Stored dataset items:
/---

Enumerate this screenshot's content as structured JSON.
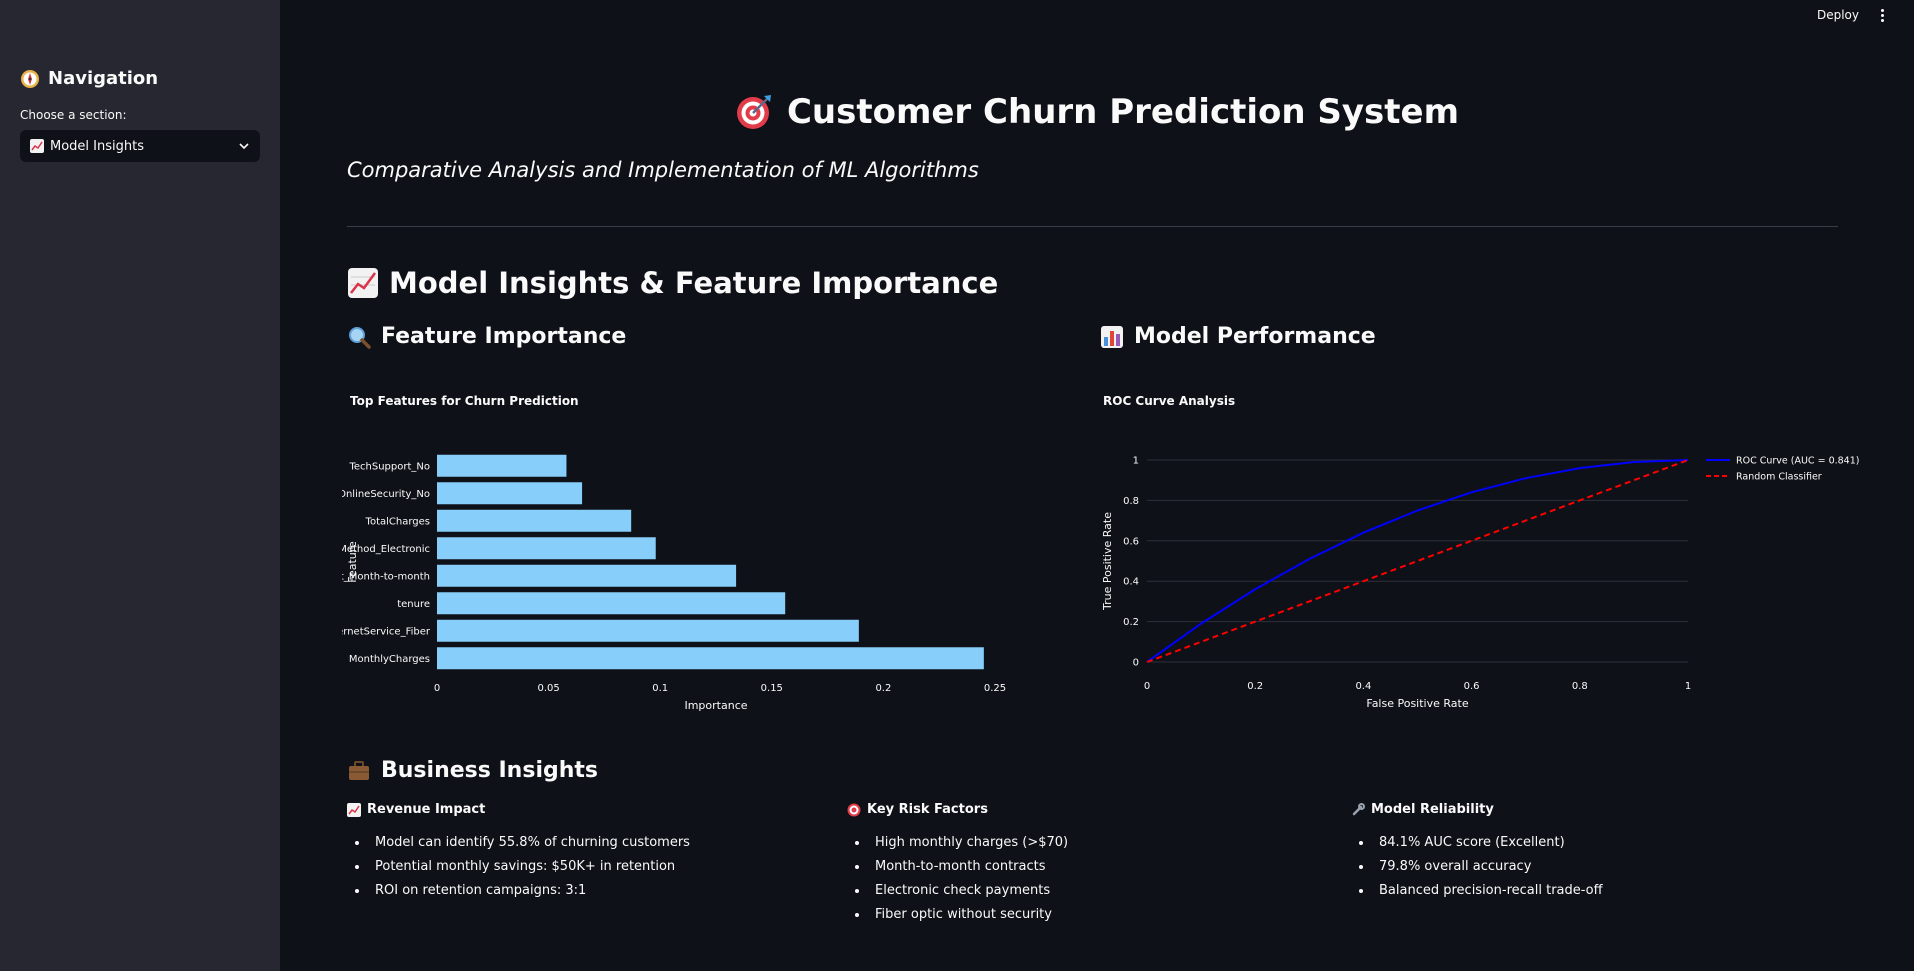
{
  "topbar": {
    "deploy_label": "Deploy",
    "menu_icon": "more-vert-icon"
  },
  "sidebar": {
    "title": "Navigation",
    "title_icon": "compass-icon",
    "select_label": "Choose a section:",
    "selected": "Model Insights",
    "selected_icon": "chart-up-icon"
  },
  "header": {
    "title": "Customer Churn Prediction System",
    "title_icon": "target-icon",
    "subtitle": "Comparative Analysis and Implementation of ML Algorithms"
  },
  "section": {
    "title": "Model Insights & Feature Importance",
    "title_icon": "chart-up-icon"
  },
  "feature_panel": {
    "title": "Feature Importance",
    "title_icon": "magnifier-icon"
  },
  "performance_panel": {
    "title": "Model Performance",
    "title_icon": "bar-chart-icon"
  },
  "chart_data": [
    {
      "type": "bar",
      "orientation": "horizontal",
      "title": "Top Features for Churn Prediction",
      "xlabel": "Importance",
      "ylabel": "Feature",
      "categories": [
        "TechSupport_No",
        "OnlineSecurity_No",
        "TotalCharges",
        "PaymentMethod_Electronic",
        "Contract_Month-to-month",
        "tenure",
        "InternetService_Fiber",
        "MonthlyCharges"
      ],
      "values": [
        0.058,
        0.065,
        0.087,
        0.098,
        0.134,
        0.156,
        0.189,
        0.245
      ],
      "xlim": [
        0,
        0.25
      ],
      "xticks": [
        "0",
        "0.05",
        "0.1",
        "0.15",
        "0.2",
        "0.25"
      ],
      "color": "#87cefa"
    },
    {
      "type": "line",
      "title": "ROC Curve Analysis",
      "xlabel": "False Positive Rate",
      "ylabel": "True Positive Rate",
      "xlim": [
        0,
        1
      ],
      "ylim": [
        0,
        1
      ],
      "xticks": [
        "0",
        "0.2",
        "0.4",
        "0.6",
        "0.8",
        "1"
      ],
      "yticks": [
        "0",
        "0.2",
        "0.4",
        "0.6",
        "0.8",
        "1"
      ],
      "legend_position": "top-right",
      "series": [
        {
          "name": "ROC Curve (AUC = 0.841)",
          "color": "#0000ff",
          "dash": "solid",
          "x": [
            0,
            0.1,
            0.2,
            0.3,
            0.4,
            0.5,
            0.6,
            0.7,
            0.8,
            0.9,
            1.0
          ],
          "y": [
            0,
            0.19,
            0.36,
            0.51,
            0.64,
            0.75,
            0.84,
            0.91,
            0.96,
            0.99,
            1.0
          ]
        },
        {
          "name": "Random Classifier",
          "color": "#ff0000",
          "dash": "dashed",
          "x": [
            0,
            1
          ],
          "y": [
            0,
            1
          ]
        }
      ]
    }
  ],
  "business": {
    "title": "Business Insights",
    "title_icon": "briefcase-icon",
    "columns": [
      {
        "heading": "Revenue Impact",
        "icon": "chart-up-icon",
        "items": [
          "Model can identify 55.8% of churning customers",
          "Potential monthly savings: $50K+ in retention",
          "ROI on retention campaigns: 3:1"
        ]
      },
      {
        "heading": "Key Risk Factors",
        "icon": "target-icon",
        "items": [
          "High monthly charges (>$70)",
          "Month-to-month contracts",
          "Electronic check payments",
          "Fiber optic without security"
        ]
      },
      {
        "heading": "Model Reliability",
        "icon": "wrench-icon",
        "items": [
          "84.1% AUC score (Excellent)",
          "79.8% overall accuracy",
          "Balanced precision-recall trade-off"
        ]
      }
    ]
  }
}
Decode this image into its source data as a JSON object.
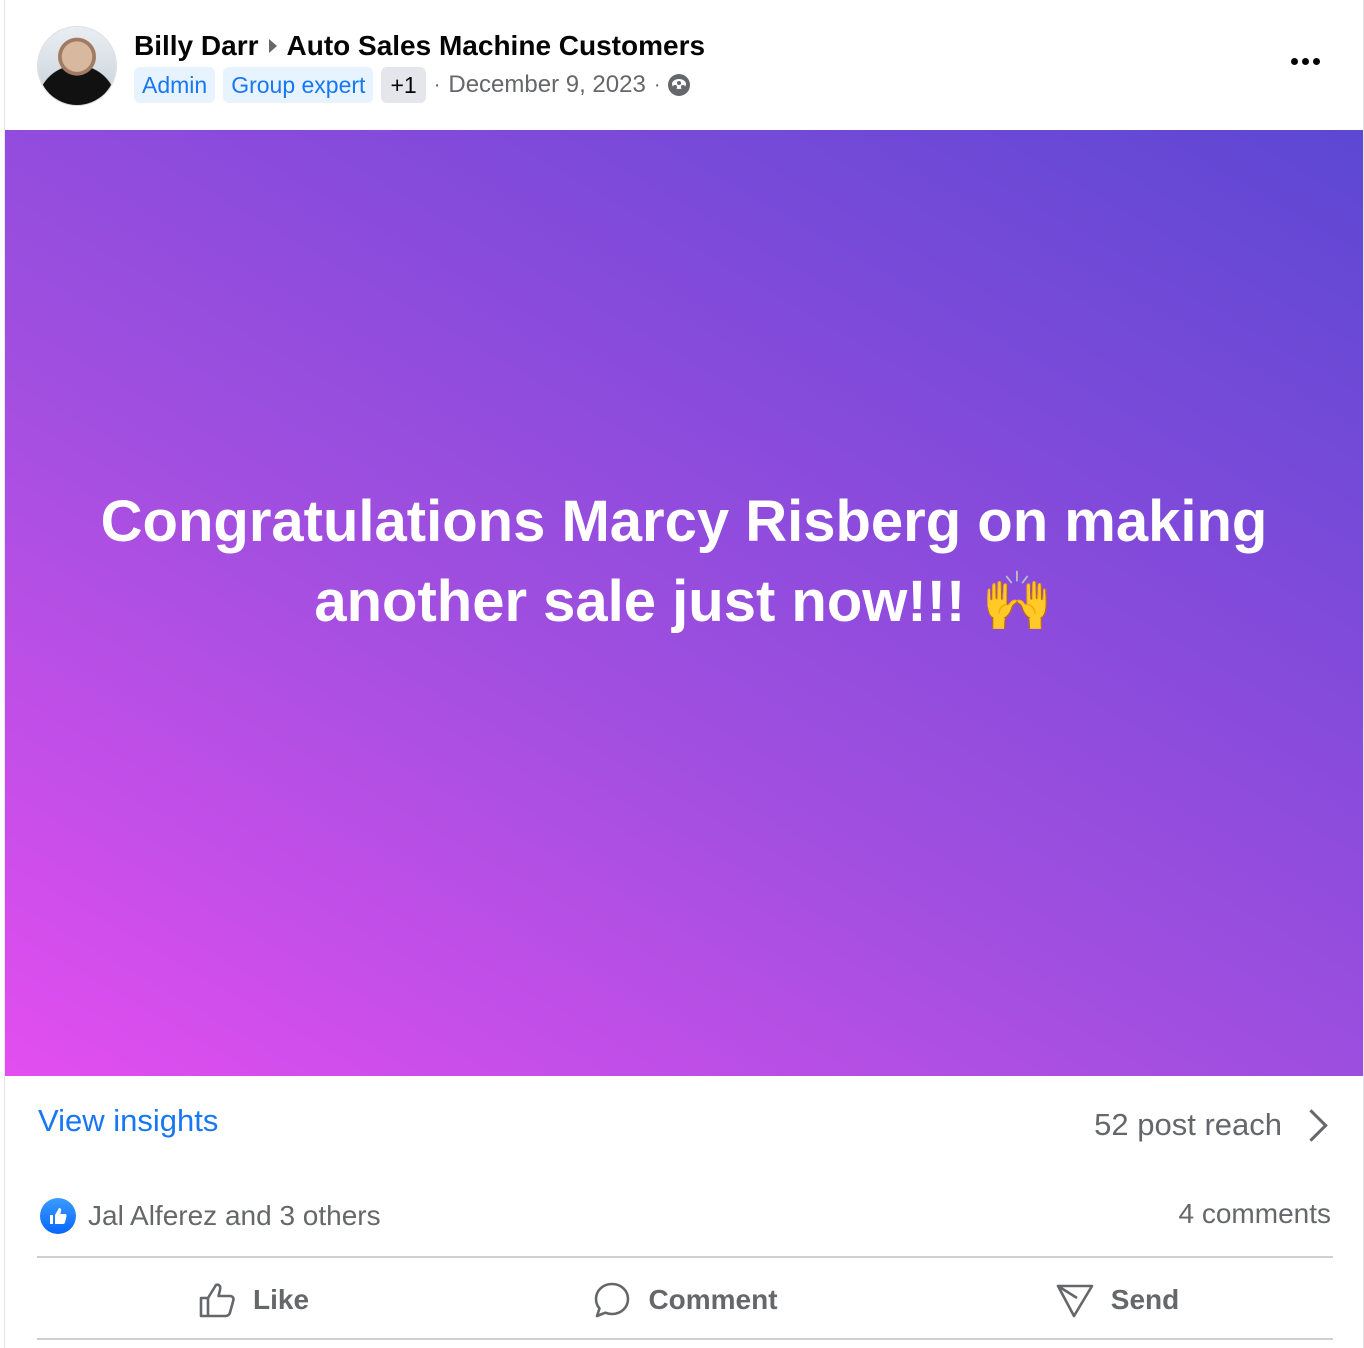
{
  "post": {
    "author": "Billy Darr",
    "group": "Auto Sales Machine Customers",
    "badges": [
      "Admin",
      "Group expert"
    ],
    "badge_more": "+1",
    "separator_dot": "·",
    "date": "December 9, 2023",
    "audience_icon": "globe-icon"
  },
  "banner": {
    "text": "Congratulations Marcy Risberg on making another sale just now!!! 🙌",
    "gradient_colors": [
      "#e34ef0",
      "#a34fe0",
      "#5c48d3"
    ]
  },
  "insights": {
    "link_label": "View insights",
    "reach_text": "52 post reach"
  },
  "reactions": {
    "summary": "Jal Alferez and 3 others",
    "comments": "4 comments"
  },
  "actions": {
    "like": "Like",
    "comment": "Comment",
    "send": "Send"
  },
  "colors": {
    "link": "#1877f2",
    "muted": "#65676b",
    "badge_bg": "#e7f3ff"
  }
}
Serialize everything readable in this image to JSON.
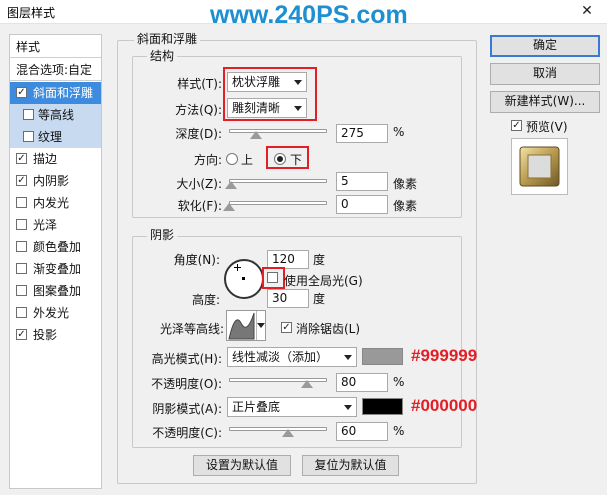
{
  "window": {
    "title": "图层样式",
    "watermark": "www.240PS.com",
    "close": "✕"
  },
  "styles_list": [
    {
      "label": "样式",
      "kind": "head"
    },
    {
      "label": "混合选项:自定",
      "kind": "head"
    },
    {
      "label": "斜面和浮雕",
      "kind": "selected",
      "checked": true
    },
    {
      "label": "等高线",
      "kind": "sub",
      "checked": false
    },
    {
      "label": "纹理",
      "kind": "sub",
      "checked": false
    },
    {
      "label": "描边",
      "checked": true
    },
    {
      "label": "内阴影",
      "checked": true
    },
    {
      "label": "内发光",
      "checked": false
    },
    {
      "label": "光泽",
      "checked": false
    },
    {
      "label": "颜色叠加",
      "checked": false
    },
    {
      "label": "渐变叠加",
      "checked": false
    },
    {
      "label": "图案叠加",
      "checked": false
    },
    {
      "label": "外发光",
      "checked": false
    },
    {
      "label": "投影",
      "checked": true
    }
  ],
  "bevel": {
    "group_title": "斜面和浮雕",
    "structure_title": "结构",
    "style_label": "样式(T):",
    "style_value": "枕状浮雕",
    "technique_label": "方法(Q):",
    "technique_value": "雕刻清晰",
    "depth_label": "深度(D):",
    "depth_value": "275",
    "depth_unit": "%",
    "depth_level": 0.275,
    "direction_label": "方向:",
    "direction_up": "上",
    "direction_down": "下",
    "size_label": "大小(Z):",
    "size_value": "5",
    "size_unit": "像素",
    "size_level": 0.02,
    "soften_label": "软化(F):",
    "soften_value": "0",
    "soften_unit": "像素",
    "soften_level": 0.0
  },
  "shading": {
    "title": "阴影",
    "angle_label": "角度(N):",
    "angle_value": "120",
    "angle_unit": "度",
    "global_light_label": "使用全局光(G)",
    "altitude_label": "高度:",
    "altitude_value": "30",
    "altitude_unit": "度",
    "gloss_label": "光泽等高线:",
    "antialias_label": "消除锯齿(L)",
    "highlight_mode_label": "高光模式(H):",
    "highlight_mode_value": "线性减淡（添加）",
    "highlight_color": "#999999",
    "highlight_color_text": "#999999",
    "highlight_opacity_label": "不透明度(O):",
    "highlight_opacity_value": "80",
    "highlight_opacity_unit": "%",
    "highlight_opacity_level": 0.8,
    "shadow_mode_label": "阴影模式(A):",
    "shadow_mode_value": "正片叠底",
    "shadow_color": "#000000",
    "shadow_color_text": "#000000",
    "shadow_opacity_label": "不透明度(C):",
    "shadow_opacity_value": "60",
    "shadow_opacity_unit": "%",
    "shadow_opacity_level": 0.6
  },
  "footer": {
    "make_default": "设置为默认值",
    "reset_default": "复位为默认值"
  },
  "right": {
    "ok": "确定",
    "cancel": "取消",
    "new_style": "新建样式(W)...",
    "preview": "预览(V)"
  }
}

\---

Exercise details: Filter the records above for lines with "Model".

Exercise response:
    "selected": "Model Insights",
    "title": "Model Insights & Feature Importance",
    "title": "Model Performance",
          "Model can identify 55.8% of churning customers",
        "heading": "Model Reliability",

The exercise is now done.